MS. NAWAZ: Yeah, I do think it’s important to point out that – you know, that for all the backlash to Governor Greg Abbott in Texas lifting the mask mandate, it was sort of lightly enforced to begin with, and so we’re not really sure how much of a difference those kinds of things make when they’re not really enforced in the first place. But also Governor Tate Reeves in Mississippi did the same thing. And for all the talk about, you know, this is Republicans acting one way, Democrats acting another, this is not a red or blue issue. There’s a lot of governors and local leaders following the science on this, which is to say that the masks make a difference. There are now firm studies from the CDC, really one released just in the last couple of days, that basically say we’ve studied the county by county breakdown; places that wear masks lower their infection and death rates, places that don’t raise them. And so you even have Kay Ivey in Alabama extending the mask mandate, Jim Justice in West Virginia extending the mask mandate – although he may start to lift some other restrictions soon. Look, where we are right now, there’s things to put in the good news bucket, right – infections and deaths are going down as the vaccine’s being rolled out; we now have three out there in circulation – but there’s reasons to be concerned. There’s still upwards of 2,000 Americans dying every day, right, and there’s still these new variants to contend with, and we don’t quite fully know the efficacy of these vaccines against those variants, and so the two have to go hand in hand according to the experts, right? If you lift the mask mandates and mitigation efforts too quickly, you’re basically counterbalancing the vaccine rollout. And that’s the challenge for the administration – how do you get people to stay firm in the mitigation and still roll out the vaccine fast enough to make a difference?

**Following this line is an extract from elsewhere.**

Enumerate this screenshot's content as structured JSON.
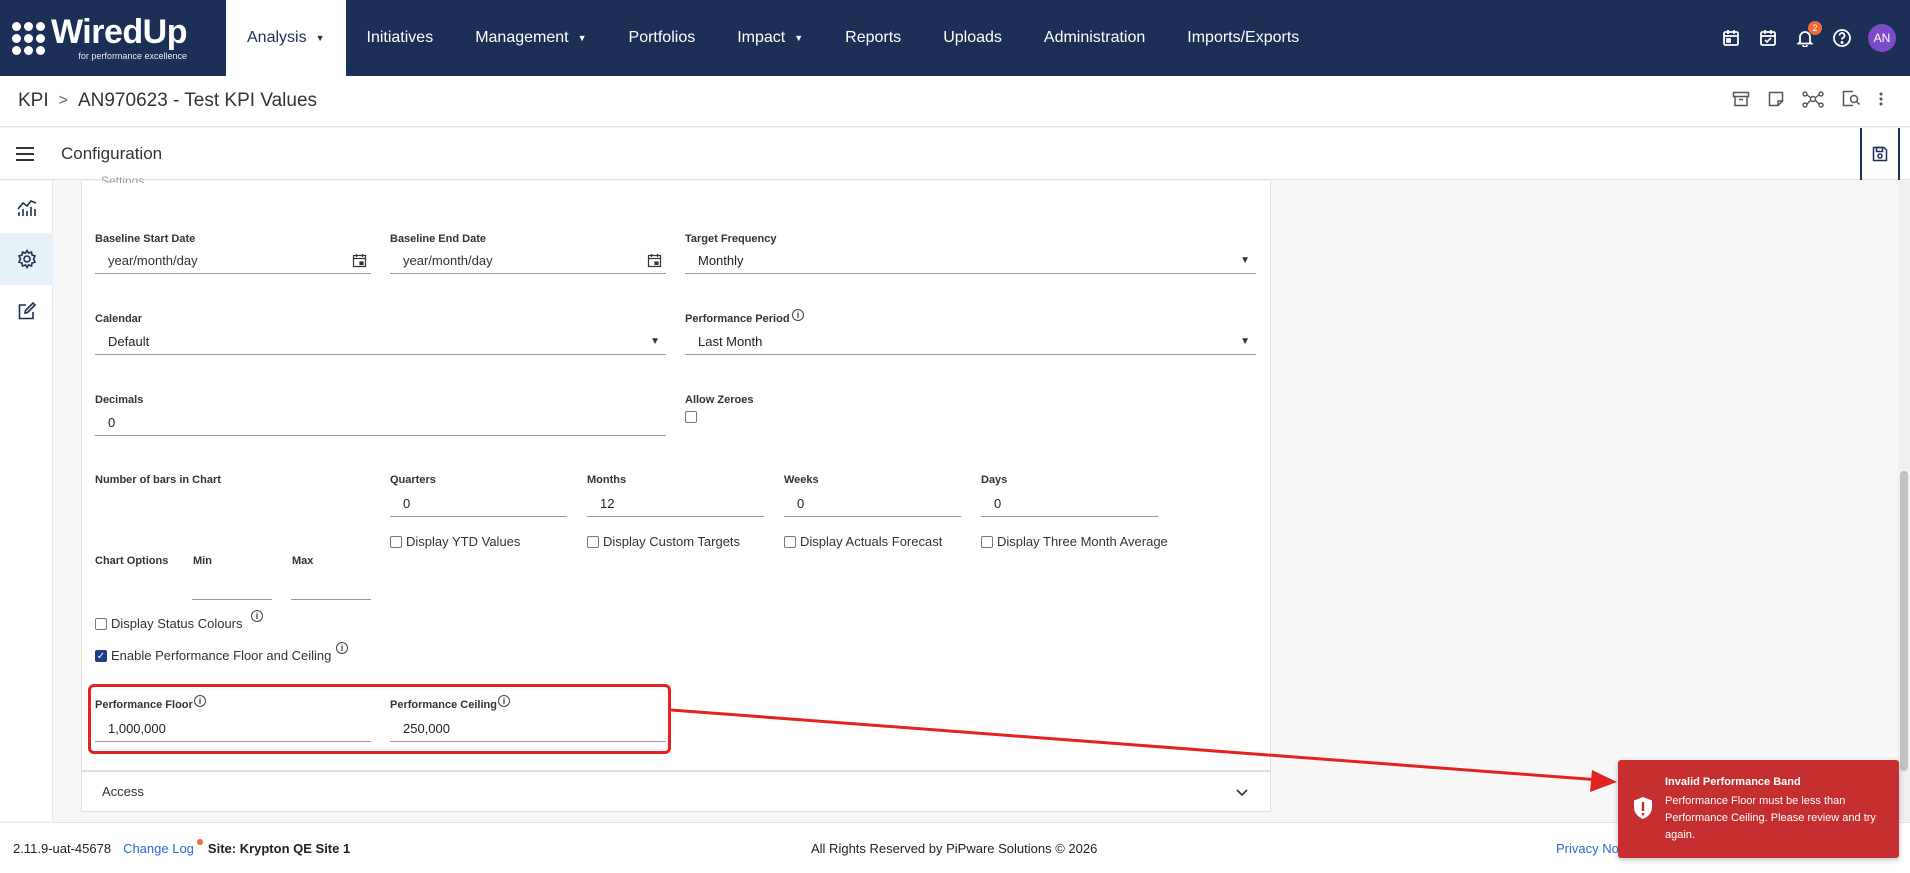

MS. WALTER: All right, well, thank you for that. We have to leave a little early tonight so that you can support your PBS station. I want to thank Sahil, Jonathan, Amna for sharing their reporting and their insights. Thank you for joining us. The conversation continues on the Washington Week Extra, streaming live on our website and social media. I’m Amy Walter. Good night from Washington.